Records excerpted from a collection
============
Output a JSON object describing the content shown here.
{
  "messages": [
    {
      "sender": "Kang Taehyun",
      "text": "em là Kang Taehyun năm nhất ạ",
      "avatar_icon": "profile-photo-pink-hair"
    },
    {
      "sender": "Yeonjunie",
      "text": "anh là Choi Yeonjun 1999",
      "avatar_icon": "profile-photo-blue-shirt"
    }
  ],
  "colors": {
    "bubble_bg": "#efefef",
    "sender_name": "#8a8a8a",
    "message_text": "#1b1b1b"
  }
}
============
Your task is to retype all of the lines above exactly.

Output a JSON object describing the content shown here.
{
  "messages": [
    {
      "sender": "Kang Taehyun",
      "text": "em là Kang Taehyun năm nhất ạ",
      "avatar_icon": "profile-photo-pink-hair"
    },
    {
      "sender": "Yeonjunie",
      "text": "anh là Choi Yeonjun 1999",
      "avatar_icon": "profile-photo-blue-shirt"
    }
  ],
  "colors": {
    "bubble_bg": "#efefef",
    "sender_name": "#8a8a8a",
    "message_text": "#1b1b1b"
  }
}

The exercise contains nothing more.